Economists of the twentieth century looked upon the depravity surrounding them and pinpointed the source of this sin: material shortages. By promoting the development of financially profitable natural resources, progressive economists believed this sin could be erased. A century later, however, this economic religion is suffering and as Robert Nelsons The New Holy Wars: Economic Religion vs. Environmental Religion argues, it may well be on its way out. As environmentalist values continue to permeate public policy, economic arguments are forced to reckon with a whole new ethical framework. Nelsons new book offers a fascinating interpretation of this dilemma. By examining the fundamental tenets of both economics and environmentalism The New Holy Wars provides a fresh perspective on one of the most debated issues of our time.

The New Holy Wars proposes that at their cores, both environmentalism and Western economic theory are informed by Judeo-Christian beliefs. However, the theological underpinnings of these disciplines have been remapped to form secular versions of Christianity. Taking this a step further, Nelson argues that the clash of these two competing secular religions represents the most important religious controversy in America today. It is a startling proposition for which Nelson presents a convincing case. By framing the environmental debate in spiritual terms he makes sense of the intensity with which both sides promote their worldviews. At the same time The New Holy Wars digs beyond the rhetoric to unearth those presuppositions which are essential to understanding both sides of the debate.

Perhaps most intriguing is Nelsons treatment of environmentalism. Nelson argues what few practitioners are willing to admitthe environmentalist worldview is very much a religious one. With clarity and perception he explores the Protestant (specifically Calvinist) underpinnings of the movement. Pointing back to the writings of John Calvin, Martin Luther, and Jonathan Edwards, The New Holy Wars shows how key components of Calvinism have been transformed under the guise of environmentalism. Nelson illustrates how the movements jargon speaks volumes about its philosophical commitments. Steeped in the language of moral urgency, human depravity, individualism, and asceticism that marked much of the early reformed tradition, environmentalism is not unlike its more traditional religious counterparts.
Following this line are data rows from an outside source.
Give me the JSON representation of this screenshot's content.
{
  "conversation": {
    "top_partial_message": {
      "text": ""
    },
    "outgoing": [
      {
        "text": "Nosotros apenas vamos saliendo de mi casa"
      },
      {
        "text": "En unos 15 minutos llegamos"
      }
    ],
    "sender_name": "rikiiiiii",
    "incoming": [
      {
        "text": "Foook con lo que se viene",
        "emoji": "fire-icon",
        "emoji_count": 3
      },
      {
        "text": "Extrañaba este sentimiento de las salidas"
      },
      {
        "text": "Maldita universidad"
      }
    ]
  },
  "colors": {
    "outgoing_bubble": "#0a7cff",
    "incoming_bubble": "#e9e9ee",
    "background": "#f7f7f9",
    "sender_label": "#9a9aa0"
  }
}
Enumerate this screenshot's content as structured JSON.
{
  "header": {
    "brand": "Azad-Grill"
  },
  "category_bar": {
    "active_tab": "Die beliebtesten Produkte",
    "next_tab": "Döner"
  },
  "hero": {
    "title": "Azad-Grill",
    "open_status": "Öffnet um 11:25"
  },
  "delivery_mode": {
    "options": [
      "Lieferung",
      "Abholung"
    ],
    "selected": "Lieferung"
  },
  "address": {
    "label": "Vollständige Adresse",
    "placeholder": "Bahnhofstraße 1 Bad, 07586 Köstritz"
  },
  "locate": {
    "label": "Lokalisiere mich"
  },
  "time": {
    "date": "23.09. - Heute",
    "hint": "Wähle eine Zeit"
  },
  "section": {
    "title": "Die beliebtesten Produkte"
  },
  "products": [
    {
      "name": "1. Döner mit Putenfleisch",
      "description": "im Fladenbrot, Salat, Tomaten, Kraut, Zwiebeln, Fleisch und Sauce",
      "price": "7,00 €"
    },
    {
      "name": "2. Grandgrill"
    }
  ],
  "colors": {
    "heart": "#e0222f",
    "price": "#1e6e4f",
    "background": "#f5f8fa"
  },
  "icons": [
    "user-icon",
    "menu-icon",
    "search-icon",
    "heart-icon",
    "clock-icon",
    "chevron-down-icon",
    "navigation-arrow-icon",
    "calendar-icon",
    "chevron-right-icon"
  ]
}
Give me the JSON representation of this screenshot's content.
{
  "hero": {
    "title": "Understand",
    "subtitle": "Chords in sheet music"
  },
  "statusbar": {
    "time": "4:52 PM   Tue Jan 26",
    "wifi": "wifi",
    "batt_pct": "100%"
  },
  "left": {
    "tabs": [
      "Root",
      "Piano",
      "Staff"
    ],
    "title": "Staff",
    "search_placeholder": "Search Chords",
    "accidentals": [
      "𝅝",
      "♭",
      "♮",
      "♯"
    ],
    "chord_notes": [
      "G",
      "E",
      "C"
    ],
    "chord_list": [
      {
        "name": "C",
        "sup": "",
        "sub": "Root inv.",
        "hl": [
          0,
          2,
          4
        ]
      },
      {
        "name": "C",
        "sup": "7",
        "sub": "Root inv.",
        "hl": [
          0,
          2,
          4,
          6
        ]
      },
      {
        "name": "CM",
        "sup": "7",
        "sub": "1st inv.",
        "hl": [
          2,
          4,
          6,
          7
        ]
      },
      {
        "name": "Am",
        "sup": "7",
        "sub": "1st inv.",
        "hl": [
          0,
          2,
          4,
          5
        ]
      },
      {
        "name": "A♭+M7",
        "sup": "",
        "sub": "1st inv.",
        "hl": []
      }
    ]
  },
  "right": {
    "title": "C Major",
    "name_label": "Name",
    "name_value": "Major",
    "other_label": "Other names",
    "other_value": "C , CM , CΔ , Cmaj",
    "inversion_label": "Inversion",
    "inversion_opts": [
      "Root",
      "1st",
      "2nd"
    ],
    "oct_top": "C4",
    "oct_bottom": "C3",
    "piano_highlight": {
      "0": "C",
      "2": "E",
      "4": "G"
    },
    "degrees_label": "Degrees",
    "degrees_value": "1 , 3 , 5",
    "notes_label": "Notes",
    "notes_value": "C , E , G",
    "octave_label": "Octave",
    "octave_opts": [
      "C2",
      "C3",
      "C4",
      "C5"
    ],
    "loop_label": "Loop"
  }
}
But Nelson is careful not to take the association too far. When Jonathan Edwards looked upon the Book of Nature he was awed by Gods glorious and omnipotent hand in creation. In marked contrasted, John Muir responded to the same beauty with transcendentalist adoration that bordered on pantheism. For Muir and the descendents of his preservationist movement, Nature became the ultimate recipient of their worship. And herein lies what Nelson recognizes to be a serious flaw in environmental theology: its failure to offer an adequate substitute for the loving and redeeming Christian God who had been lost.

While The New Holy Wars does not offer a solution to the economic-environmental debate, it does provide significant insight into the issue. Nelsons stimulating case for the role religion plays in the economic and environmental philosophies dominating current public policy is bound to challenge his readers. Those seeking to equip themselves for todays challenges should pay heed to Robert Nelsons work.

The Social Conservative Review: The Insider’s Guide to Pro-Family News: September 23, 2010

by Krystle Gabele

September 23, 2010

If you are interested in subscribing to The Social Conservative Review, click here.

**Read FRC Action Board Member Rick Santorum’s remarks at the University of St. Thomas, “A Charge to Revive the Role of Faith in the Public Square.”

Educational Freedom and Reform

Environmental Issues

Faith and Policy

Health Care

Homosexuals in the Military

Judiciary

Marriage and Family

Family Economics

Marriage

Pornography

Religious Liberty

Sanctity of Life

Abortion

Adoption

Bioethics

Cloning

Stem Cell Research

Other News for Social Conservatives

Archives